We generally think of hearing loss in terms of personal experience. It’s a problem that is between you and your hearing professional and it’s about your health. It’s a personal, private matter. And that’s true, on an individual level. But when discussing hearing loss in a larger context, as something that impacts 466 million people, it’s necessary that we also understand it as a public health topic.
That just means, generally speaking, that hearing loss should be thought of as something that has an impact on all of society. So as a society, we need to think about how to deal with it.
Hearing Loss Comes With Consequences
William just found out last week he has hearing impairment and against the suggestion of his hearing specialist, that he can wait a while before messing around with hearing aids. Unfortunately, this impacts William’s job performance; he’s begun to slow down in his work and is having a difficult time keeping up in meetings, etc.
He also spends lots more time at home by himself. There are simply too many layers of conversation for you to keep up with (he feels like people talk too much anyway). So he isolates himself rather than going out.
These decisions will accumulate as time passes.
- Economic cost: Ignoring his hearing loss can affect his income over time. As reported by the World Health Organization, hearing loss can cause a certain level of underemployment and unemployment. Because of this the world economy can lose something like $105 billion in lost income and revenue. This amount of lost income is just the beginning of the narrative because it has a ripple effect through the whole economic system.
- Social cost: William misses his family and friends! His social separation is costing him relationships. It’s possible that his friends don’t even know he has his hearing loss, so when he is unable to hear them he seems aloof. They may be getting the wrong idea concerning his behavior towards them. This puts additional strain on their relationships.
Why is it a Public Health Concern?
While these costs will definitely be felt on a personal level (William may be having a hard time socially and economically), everyone else is also influenced. With less money to his name, William doesn’t spend as much at the local stores. More attention will have to be given to William by his family because he has fewer friends. His health can be impacted overall and can lead to increased healthcare expenses. The costs then get passed along to the public if he isn’t insured. And so, in a way, William’s hearing loss impacts people around him quite significantly.
Now multiply William by 466 million and you will have a sense of why public health officials take hearing loss very seriously.

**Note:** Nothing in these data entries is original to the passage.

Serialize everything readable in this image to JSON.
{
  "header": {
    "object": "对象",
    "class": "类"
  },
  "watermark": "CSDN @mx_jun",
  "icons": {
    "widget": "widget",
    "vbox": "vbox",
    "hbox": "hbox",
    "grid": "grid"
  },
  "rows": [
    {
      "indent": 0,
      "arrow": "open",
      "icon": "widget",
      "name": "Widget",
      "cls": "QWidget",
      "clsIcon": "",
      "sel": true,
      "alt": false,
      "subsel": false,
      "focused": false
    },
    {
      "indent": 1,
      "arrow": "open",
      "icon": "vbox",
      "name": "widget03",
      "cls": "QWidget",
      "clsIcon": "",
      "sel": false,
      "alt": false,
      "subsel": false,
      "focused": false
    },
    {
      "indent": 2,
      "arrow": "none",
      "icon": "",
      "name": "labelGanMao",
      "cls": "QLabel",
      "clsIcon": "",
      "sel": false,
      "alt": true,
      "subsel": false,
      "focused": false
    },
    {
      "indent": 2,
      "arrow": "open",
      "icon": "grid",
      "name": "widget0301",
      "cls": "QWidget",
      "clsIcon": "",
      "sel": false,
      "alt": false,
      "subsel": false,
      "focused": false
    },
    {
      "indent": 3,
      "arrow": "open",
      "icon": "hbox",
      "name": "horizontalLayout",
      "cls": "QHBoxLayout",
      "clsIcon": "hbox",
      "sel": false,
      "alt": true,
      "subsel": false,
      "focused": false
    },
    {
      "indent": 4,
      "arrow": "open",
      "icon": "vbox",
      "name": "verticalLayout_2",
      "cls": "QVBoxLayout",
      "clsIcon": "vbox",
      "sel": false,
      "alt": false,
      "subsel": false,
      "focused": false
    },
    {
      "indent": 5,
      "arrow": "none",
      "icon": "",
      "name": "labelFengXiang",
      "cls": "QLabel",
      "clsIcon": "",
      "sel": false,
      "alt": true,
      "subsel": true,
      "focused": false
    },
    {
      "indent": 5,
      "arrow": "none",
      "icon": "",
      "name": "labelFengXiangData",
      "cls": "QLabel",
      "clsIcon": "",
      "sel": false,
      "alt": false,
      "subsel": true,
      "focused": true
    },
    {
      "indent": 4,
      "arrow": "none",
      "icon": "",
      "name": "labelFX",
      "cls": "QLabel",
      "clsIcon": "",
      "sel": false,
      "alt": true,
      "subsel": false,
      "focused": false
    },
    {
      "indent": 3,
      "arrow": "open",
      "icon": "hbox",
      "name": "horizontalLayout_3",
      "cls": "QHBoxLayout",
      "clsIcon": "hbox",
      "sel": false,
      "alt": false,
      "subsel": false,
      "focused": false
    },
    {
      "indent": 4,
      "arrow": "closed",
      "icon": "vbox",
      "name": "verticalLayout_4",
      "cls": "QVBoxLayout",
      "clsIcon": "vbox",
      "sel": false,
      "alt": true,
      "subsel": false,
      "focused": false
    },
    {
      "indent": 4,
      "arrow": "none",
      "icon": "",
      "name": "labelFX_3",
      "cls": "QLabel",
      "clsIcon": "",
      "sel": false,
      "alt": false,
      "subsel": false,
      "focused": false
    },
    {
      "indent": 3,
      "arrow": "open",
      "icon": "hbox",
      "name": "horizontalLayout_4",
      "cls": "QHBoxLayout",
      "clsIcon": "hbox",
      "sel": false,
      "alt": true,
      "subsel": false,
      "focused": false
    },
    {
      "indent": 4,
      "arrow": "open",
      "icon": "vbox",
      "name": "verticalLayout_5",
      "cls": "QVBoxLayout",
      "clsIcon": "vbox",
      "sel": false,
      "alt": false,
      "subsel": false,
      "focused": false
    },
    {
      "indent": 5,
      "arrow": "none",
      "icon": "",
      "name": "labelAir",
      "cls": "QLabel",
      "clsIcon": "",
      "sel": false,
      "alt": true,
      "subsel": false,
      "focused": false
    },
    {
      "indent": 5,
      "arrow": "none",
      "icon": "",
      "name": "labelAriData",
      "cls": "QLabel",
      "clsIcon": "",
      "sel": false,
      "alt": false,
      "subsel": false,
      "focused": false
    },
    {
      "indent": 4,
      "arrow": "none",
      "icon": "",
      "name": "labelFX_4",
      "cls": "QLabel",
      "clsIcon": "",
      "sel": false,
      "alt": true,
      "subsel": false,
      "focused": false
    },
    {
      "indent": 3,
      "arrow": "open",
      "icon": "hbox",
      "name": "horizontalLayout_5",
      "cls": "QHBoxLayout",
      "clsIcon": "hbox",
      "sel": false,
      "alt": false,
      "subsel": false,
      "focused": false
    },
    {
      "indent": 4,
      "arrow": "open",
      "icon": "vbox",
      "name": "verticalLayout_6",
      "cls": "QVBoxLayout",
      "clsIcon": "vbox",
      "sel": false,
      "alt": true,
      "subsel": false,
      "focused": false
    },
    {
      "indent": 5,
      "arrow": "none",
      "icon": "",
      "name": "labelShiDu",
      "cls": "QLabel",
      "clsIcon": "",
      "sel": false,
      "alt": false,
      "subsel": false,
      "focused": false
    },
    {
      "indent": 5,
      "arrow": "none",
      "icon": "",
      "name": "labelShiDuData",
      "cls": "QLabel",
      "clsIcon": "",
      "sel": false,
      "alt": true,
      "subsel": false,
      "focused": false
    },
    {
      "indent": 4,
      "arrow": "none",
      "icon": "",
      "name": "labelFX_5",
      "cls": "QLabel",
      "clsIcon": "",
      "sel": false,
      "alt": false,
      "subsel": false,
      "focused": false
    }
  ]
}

Managing Hearing Loss
Thankfully, there are two fairly easy ways to help this specific public health concern: treatment and prevention. When hearing loss is treated effectively (normally by the use of hearing aids), the outcome can be quite dramatic:
- You’ll have an easier time keeping up with the difficulties of your job.
- Your chances of conditions like dementia, anxiety, depression, and balance issues will be decreased with treatment of hearing loss.
- Communicating with family and friends will be easier so you will see your relationships get better.
- You’ll be able to hear better, and so it will be easier to participate in many day-to-day social facets of your life.
Promoting good mental and physical health begins with treating your hearing loss. An increasing number of hearing professionals are making a priority of caring for your hearing which makes a lot of sense.
Prevention is just as important. Information about how to protect your hearing from loud harmful noise can be found in numerous public health advertisements. But even everyday noises can lead to hearing loss, such as using headphones too loud or mowing your lawn.
You can get apps that will keep track of noise levels and alert you when they get too loud. One way to have a big impact is to protect the public’s hearing, often via education.
We Can go a Long Way With a Little Help
In some states they’re even extending insurance to cover hearing healthcare. That’s a strategy founded on strong evidence and strong public health policy. When we change our thinking concerning hearing loss, and about preventing hearing loss, we can significantly affect public health in a good way.
And everybody is helped by that.